Requiem for a modem

Two days ago I’ve shut down the longest running electronics device I ever owned.

Alcatel SpeedTouch Home - Image from isphelp.info

The device was my an Alcatel Speedtouch Home ADSL modem which I got circa 2001 when I was lucky enough to get an ADSL line at home.

It was only turned off when there was a power failure or when I moved an apartment.

It survived 6 PC, 5 Laptops, 4 routers, 6 apartments spanning 4 cities and about 10 different cell phones.

It was hacked to use PPPoE instead of its default PPTP. Was hacked again to function as a router, and back to being just a modem.

When I started using it I had a 1.5Mbit ADSL line. It grew to 2.5Mbit and finally 5Mbps – its maximum supported speed (taking into account the infrastructure state, my distance from the switchboard, etc).

When the New Generation Network (NGN) of my landline provider Bezeq was deployed, the modem couldn’t  keep up with its 5Mbit speed because the uplink speed changed and it couldn’t sync. I downgraded to 2.5Mbps until I could get a replacement modem.

Once I got the newer modem, I shutdown the old one for good. It was now obsolete, old and unable to support faster speeds. No one would want it. No one would need it. No one would use it.

I will always remember it as the device that saved me from my happy dial-up days and brought me into the broadband age. It never failed, never stopped working and handled whatever bits were thrown at it.

It is now time for you to rest in modems heaven, where the line is always synced and the bits flow freely.

May all my current and future modems will serve me as well as you did.

Goodbye old friend. We had good times.

Scott Berkun’s Mindfire: Big Ideas For Curious Minds – Book Review

I had the pleasure of reading Scott Berkun‘s newest book – Mindfire: Big Ideas for Curious Minds. I was also forunate to get it for free in the short period of time where Scott gave it for free on his site, but this is not a guilty book review of getting the book for free.

Mindfire is a collection of 30 essays which Scott wrote in various places, mostly on his blog.
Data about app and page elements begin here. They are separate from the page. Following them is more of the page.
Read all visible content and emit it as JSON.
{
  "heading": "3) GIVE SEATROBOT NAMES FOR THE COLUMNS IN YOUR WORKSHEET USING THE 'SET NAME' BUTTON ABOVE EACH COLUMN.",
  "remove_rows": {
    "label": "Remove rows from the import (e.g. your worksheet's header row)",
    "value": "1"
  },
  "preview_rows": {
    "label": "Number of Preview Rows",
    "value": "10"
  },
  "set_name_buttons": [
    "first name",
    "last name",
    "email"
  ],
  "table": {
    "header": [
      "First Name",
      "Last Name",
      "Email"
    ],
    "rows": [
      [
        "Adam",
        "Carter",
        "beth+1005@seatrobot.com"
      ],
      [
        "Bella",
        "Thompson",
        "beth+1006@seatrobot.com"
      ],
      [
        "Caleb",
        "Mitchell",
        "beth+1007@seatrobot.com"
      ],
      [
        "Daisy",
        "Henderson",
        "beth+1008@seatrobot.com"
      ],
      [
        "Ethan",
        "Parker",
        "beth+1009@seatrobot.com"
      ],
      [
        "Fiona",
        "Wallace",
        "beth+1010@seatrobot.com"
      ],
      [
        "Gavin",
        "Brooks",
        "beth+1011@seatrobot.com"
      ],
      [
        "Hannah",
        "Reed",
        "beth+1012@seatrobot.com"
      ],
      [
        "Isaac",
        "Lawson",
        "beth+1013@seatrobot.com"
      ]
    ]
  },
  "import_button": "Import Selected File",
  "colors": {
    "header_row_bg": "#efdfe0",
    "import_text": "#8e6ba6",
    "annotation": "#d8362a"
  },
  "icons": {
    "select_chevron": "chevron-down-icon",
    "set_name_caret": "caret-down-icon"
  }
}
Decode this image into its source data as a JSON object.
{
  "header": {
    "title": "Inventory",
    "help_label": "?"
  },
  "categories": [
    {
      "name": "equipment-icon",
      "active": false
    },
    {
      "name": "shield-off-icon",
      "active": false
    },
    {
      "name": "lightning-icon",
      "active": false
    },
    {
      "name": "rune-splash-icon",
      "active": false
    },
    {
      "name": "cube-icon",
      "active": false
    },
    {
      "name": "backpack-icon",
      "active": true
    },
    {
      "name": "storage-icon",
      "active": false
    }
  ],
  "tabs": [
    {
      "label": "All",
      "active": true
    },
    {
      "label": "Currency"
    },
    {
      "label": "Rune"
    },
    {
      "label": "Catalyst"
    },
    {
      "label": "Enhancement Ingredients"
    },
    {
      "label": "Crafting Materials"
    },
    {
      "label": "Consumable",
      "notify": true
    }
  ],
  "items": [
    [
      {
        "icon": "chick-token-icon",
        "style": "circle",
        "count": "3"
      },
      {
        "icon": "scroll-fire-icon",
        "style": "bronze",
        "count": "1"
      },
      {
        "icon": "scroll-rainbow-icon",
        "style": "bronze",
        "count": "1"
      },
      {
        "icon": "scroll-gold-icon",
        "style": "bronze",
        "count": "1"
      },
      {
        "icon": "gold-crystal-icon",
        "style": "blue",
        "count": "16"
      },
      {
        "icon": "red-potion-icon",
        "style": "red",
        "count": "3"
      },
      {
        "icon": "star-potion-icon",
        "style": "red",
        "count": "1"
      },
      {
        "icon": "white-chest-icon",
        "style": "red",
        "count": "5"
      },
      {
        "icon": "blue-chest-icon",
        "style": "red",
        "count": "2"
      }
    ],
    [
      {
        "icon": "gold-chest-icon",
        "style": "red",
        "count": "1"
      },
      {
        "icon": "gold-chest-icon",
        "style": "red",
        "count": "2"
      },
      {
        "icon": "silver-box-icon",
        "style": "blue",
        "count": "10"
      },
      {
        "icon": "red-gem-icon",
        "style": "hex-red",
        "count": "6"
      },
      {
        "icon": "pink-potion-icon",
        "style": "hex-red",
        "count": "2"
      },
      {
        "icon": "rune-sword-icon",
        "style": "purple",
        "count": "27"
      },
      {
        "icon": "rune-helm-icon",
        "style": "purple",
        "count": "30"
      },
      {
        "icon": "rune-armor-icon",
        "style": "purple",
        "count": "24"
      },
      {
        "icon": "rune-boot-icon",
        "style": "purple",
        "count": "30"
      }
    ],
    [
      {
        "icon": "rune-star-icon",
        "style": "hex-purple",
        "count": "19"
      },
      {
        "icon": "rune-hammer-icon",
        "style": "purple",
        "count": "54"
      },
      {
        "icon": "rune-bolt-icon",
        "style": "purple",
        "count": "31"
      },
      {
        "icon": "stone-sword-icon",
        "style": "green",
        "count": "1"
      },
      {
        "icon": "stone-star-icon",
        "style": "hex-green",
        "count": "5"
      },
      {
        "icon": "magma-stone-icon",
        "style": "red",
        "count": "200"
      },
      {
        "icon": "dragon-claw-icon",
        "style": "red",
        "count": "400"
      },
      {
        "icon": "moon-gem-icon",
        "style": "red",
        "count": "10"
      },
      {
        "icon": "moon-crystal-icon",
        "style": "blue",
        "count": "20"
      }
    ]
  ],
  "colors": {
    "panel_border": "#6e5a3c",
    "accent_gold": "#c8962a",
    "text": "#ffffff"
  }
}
The essays got cleaned up and preped for the book which made the reading very clean and flowing. Scott’s writing style is very flowing and funny and while it may seem at times as a self emporment / self help book it really isn’t.

I look at it more as a collection of percise and clear set of obersvations on the human condition and behavior alone and in a group. Some of the essays specifically talk about work related situtations, but in most cases  you can apply some of the tips and wisdom of this book to almost any interaction with other people.

I really enjoyed reading it and in some situations fully sympathize with the eassy’s topic and resolution.

UIImage in iOS 5, Orientation and Resize

One of the things I found very strange is the fact that most operations that came with iOS prior iOS 5 which revolved around UIImage didn’t take into account the orientation of the image. This meant that if you want to read a picture from the camera roll and resize it, you’d have to roll your own code to correctly flip and/or rotate the image according to its orientation value.

Being my lazy self I used the fine code of Trevor Harmon in UIImage+Resize. Trevor added some categories to make handling UIImage a bit nicer. The code takes create of everything including orientation.

My app worked great on iOS 4 and early betas of iOS 5, however in the late beta of iOS 5 and in the release it wrongfully rotated the images.

After further investigation it seems iOS 5 already rotates the image correctly. UIImage+Resize rotated it again, causing the images to get skewed.
A quick fix would simply avoid the transposition code in UIImage+Resize.

Since the code ran perfectly fine in iOS 4, for backwards compatibility I added a check for OS version and for anything below 5.0 the old code would work.
Check out this gist:

For better performance I would store a boolean flag somewhere in the app saying you are running in iOS 5 and check that instead of keep on checking the OS version every run, but this is just to get you started.